My, I was talkative in September, wasn't I?
Had a better week and (no coincidence) a more productive one.
I know my main concern in editing Scylla and Charybdis will be amping the tension through the sections where the primary thing my narrator is doing is exploring. There are currently long descriptive / narrative passages - all with purpose, but I don't think they make the reader worry about what happens next, though I hope they're interesting enough to draw along with curiosity. I'm currently working on a scene where she's ambushed in the street - hurrah, action! - and realized I have to explain why her young escort would leave her in a neighborhood like this. So that will have to go in the next scene.

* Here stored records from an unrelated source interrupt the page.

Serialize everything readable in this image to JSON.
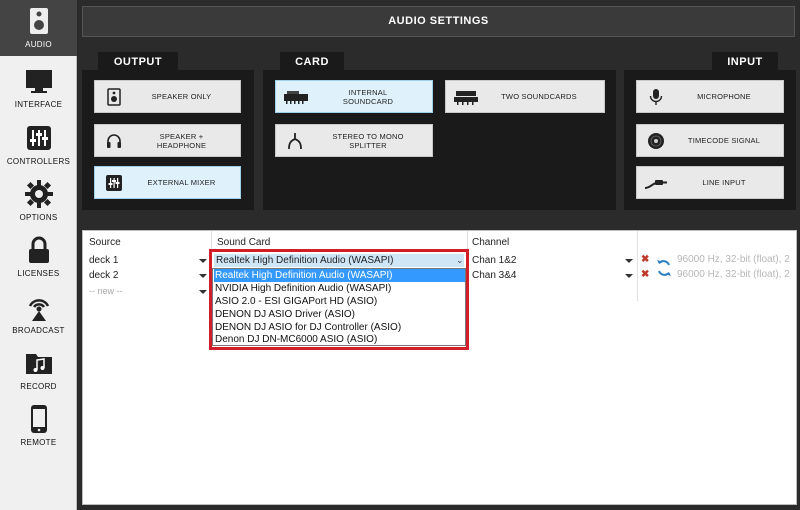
{
  "sidebar": {
    "items": [
      {
        "label": "AUDIO",
        "icon": "speaker-icon",
        "active": true
      },
      {
        "label": "INTERFACE",
        "icon": "monitor-icon"
      },
      {
        "label": "CONTROLLERS",
        "icon": "sliders-icon"
      },
      {
        "label": "OPTIONS",
        "icon": "gear-icon"
      },
      {
        "label": "LICENSES",
        "icon": "lock-icon"
      },
      {
        "label": "BROADCAST",
        "icon": "broadcast-icon"
      },
      {
        "label": "RECORD",
        "icon": "music-folder-icon"
      },
      {
        "label": "REMOTE",
        "icon": "phone-icon"
      }
    ]
  },
  "header": {
    "title": "AUDIO SETTINGS"
  },
  "output": {
    "tab": "OUTPUT",
    "buttons": [
      {
        "label": "SPEAKER ONLY",
        "icon": "speaker-icon"
      },
      {
        "label": "SPEAKER +\nHEADPHONE",
        "icon": "headphone-icon"
      },
      {
        "label": "EXTERNAL MIXER",
        "icon": "mixer-icon",
        "selected": true
      }
    ]
  },
  "card": {
    "tab": "CARD",
    "buttons": [
      {
        "label": "INTERNAL\nSOUNDCARD",
        "icon": "soundcard-icon",
        "selected": true
      },
      {
        "label": "TWO SOUNDCARDS",
        "icon": "two-soundcards-icon"
      },
      {
        "label": "STEREO TO MONO\nSPLITTER",
        "icon": "splitter-cable-icon"
      }
    ]
  },
  "input": {
    "tab": "INPUT",
    "buttons": [
      {
        "label": "MICROPHONE",
        "icon": "microphone-icon"
      },
      {
        "label": "TIMECODE SIGNAL",
        "icon": "vinyl-icon"
      },
      {
        "label": "LINE INPUT",
        "icon": "cable-icon"
      }
    ]
  },
  "table": {
    "headers": {
      "source": "Source",
      "soundcard": "Sound Card",
      "channel": "Channel"
    },
    "rows": [
      {
        "source": "deck 1",
        "soundcard": "Realtek High Definition Audio (WASAPI)",
        "channel": "Chan 1&2",
        "info": "96000 Hz, 32-bit (float), 2"
      },
      {
        "source": "deck 2",
        "soundcard": "",
        "channel": "Chan 3&4",
        "info": "96000 Hz, 32-bit (float), 2"
      }
    ],
    "new_row": "-- new --"
  },
  "dropdown": {
    "options": [
      "Realtek High Definition Audio (WASAPI)",
      "NVIDIA High Definition Audio (WASAPI)",
      "ASIO 2.0 - ESI GIGAPort HD (ASIO)",
      "DENON DJ ASIO Driver (ASIO)",
      "DENON DJ ASIO for DJ Controller (ASIO)",
      "Denon DJ DN-MC6000 ASIO (ASIO)"
    ],
    "highlighted_index": 0
  },
  "colors": {
    "highlight": "#3399ff",
    "annotation": "#d01f2b",
    "selected_button": "#dff2fb"
  }
}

I am inching closer to the climactic scenes in Journal. I've done a fair amount of cutting in recent pages - not large sections, but unnecessary sentences. Some of them weren't even lined out when I made my markings, but in reading back I decided they were fluff. I'm very curious to get to the end and do a word count comparison. I may come out slightly shorter than the first draft despite several additions throughout, which to my mind is a good thing.
I'm about two and a half thousand words into my new short story. I've decided to relax and let it be whatever length it wants to be, which is probably going to be novella. There's a lot of world exploration here, but I really wanted to immerse the reader in the setting and the characters. I'm particularly proud of how I managed to imply the glove-wearing custom of the Seventeen Seas - it's pretty universal among all "civilized" cultures, just like you'd wear a shirt in public - without saying much direct about it. Getting the "loud piety" into the dialogue is tricky because my brain doesn't work that way.
Here's a quick flash of description from the story that I'm proud of. It hopefully tells a bit about the city, the character and his homeland:
The press of people on the cobbled streets was light, but the buildings - sandstone and pale green limestone, an earthy dappling of color - made him feel claustrophobic, even though few were over two stories high. He missed the clear line of sight afforded by Calathinyan roofways. The streets were well-maintained, the walls splashed with vibrant murals of gods, country scenes and optical illusions, but he always felt as if he were pacing a rabbit's warren until the avenues broadened into a courtyard or agora.